------ Information ------
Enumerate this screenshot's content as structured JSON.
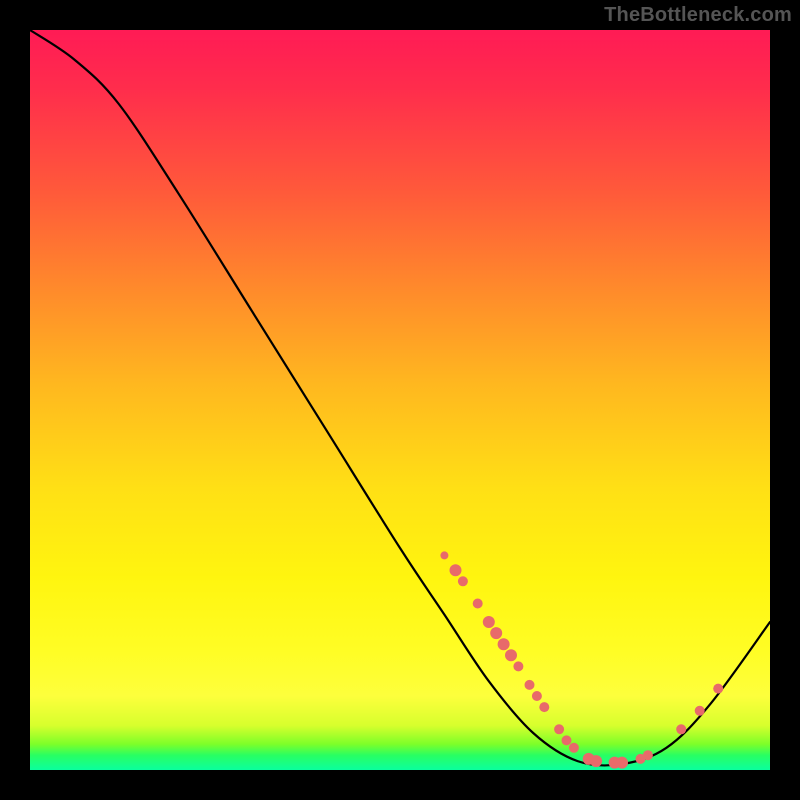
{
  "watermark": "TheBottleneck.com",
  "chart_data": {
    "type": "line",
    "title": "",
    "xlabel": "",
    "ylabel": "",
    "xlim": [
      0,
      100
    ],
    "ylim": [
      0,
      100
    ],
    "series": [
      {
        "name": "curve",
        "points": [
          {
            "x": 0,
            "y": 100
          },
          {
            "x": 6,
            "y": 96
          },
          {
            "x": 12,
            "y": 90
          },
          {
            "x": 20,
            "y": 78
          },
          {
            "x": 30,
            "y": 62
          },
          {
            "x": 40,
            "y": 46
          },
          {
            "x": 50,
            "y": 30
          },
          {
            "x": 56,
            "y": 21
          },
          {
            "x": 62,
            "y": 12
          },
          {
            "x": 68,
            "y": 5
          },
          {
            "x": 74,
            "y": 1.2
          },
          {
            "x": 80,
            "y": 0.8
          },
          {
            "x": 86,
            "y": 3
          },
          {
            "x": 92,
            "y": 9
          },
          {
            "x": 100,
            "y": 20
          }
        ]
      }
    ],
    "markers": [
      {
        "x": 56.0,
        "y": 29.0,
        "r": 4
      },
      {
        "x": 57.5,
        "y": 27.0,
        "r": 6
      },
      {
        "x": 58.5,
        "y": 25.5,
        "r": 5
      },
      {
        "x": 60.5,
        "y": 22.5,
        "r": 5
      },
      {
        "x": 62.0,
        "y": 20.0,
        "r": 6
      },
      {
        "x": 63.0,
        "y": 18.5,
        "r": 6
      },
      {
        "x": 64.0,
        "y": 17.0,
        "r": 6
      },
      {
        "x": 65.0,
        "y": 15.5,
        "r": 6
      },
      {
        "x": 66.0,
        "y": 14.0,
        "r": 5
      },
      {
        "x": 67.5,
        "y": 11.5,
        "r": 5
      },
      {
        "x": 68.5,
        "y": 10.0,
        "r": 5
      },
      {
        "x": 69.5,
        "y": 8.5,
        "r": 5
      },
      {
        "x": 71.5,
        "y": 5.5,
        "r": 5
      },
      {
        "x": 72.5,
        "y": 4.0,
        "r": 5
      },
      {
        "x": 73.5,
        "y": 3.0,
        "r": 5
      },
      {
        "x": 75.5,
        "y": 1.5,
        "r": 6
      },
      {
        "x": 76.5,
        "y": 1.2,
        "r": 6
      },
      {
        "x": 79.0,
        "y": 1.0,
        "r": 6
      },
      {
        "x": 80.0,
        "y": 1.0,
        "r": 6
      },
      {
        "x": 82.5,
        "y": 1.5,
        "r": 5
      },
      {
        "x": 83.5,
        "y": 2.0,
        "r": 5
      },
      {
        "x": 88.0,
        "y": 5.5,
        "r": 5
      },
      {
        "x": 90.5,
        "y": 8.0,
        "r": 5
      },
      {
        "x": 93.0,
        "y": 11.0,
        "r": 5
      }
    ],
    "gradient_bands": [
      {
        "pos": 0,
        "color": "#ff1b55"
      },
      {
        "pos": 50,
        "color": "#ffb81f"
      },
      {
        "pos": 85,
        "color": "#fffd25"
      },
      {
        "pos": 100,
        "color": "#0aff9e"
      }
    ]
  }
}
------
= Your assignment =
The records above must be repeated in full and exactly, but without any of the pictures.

= Result of this exercise =
Enumerate this screenshot's content as structured JSON.
{
  "watermark": "TheBottleneck.com",
  "chart_data": {
    "type": "line",
    "title": "",
    "xlabel": "",
    "ylabel": "",
    "xlim": [
      0,
      100
    ],
    "ylim": [
      0,
      100
    ],
    "series": [
      {
        "name": "curve",
        "points": [
          {
            "x": 0,
            "y": 100
          },
          {
            "x": 6,
            "y": 96
          },
          {
            "x": 12,
            "y": 90
          },
          {
            "x": 20,
            "y": 78
          },
          {
            "x": 30,
            "y": 62
          },
          {
            "x": 40,
            "y": 46
          },
          {
            "x": 50,
            "y": 30
          },
          {
            "x": 56,
            "y": 21
          },
          {
            "x": 62,
            "y": 12
          },
          {
            "x": 68,
            "y": 5
          },
          {
            "x": 74,
            "y": 1.2
          },
          {
            "x": 80,
            "y": 0.8
          },
          {
            "x": 86,
            "y": 3
          },
          {
            "x": 92,
            "y": 9
          },
          {
            "x": 100,
            "y": 20
          }
        ]
      }
    ],
    "markers": [
      {
        "x": 56.0,
        "y": 29.0,
        "r": 4
      },
      {
        "x": 57.5,
        "y": 27.0,
        "r": 6
      },
      {
        "x": 58.5,
        "y": 25.5,
        "r": 5
      },
      {
        "x": 60.5,
        "y": 22.5,
        "r": 5
      },
      {
        "x": 62.0,
        "y": 20.0,
        "r": 6
      },
      {
        "x": 63.0,
        "y": 18.5,
        "r": 6
      },
      {
        "x": 64.0,
        "y": 17.0,
        "r": 6
      },
      {
        "x": 65.0,
        "y": 15.5,
        "r": 6
      },
      {
        "x": 66.0,
        "y": 14.0,
        "r": 5
      },
      {
        "x": 67.5,
        "y": 11.5,
        "r": 5
      },
      {
        "x": 68.5,
        "y": 10.0,
        "r": 5
      },
      {
        "x": 69.5,
        "y": 8.5,
        "r": 5
      },
      {
        "x": 71.5,
        "y": 5.5,
        "r": 5
      },
      {
        "x": 72.5,
        "y": 4.0,
        "r": 5
      },
      {
        "x": 73.5,
        "y": 3.0,
        "r": 5
      },
      {
        "x": 75.5,
        "y": 1.5,
        "r": 6
      },
      {
        "x": 76.5,
        "y": 1.2,
        "r": 6
      },
      {
        "x": 79.0,
        "y": 1.0,
        "r": 6
      },
      {
        "x": 80.0,
        "y": 1.0,
        "r": 6
      },
      {
        "x": 82.5,
        "y": 1.5,
        "r": 5
      },
      {
        "x": 83.5,
        "y": 2.0,
        "r": 5
      },
      {
        "x": 88.0,
        "y": 5.5,
        "r": 5
      },
      {
        "x": 90.5,
        "y": 8.0,
        "r": 5
      },
      {
        "x": 93.0,
        "y": 11.0,
        "r": 5
      }
    ],
    "gradient_bands": [
      {
        "pos": 0,
        "color": "#ff1b55"
      },
      {
        "pos": 50,
        "color": "#ffb81f"
      },
      {
        "pos": 85,
        "color": "#fffd25"
      },
      {
        "pos": 100,
        "color": "#0aff9e"
      }
    ]
  }
}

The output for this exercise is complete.